Aim of the exercise
Lines with the string "photo" are to be identified in the listing and copied.
Start of Listed entries
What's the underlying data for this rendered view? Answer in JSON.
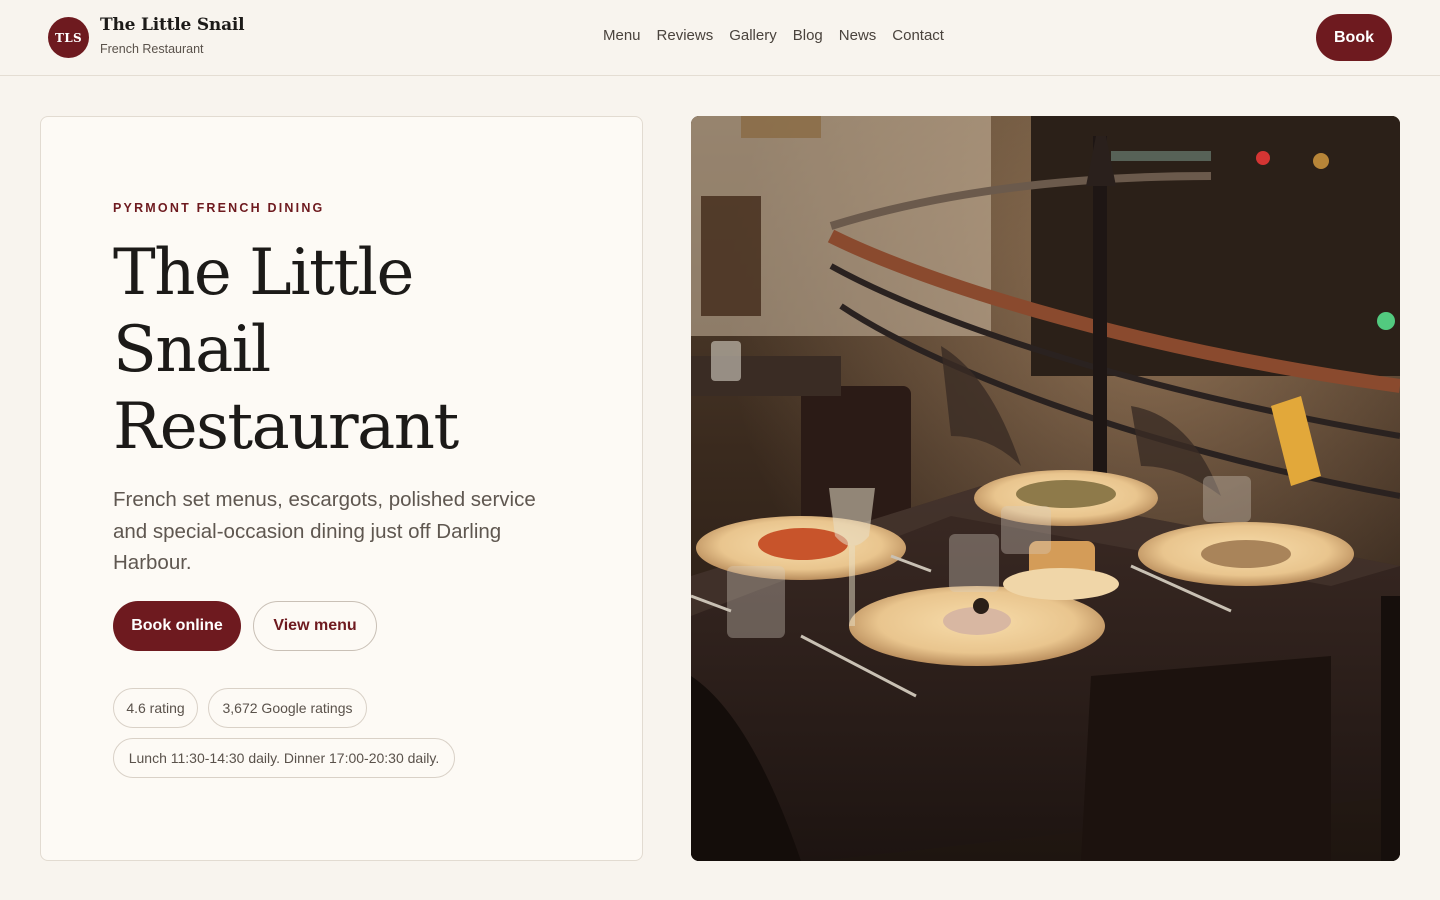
{
  "header": {
    "brand_initials": "TLS",
    "brand_name": "The Little Snail",
    "brand_subtitle": "French Restaurant",
    "nav": [
      "Menu",
      "Reviews",
      "Gallery",
      "Blog",
      "News",
      "Contact"
    ],
    "book_label": "Book"
  },
  "hero": {
    "eyebrow": "PYRMONT FRENCH DINING",
    "title": "The Little Snail Restaurant",
    "lead": "French set menus, escargots, polished service and special-occasion dining just off Darling Harbour.",
    "primary_cta": "Book online",
    "secondary_cta": "View menu",
    "chips": {
      "rating": "4.6 rating",
      "ratings_count": "3,672 Google ratings",
      "hours": "Lunch 11:30-14:30 daily. Dinner 17:00-20:30 daily."
    }
  },
  "photo": {
    "subject": "restaurant-table-photo"
  },
  "colors": {
    "accent": "#6e1a1f",
    "page_background": "#f8f4ee",
    "card_background": "#fdfaf5"
  }
}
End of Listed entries
Task response
  "photo": {
    "subject": "restaurant-table-photo"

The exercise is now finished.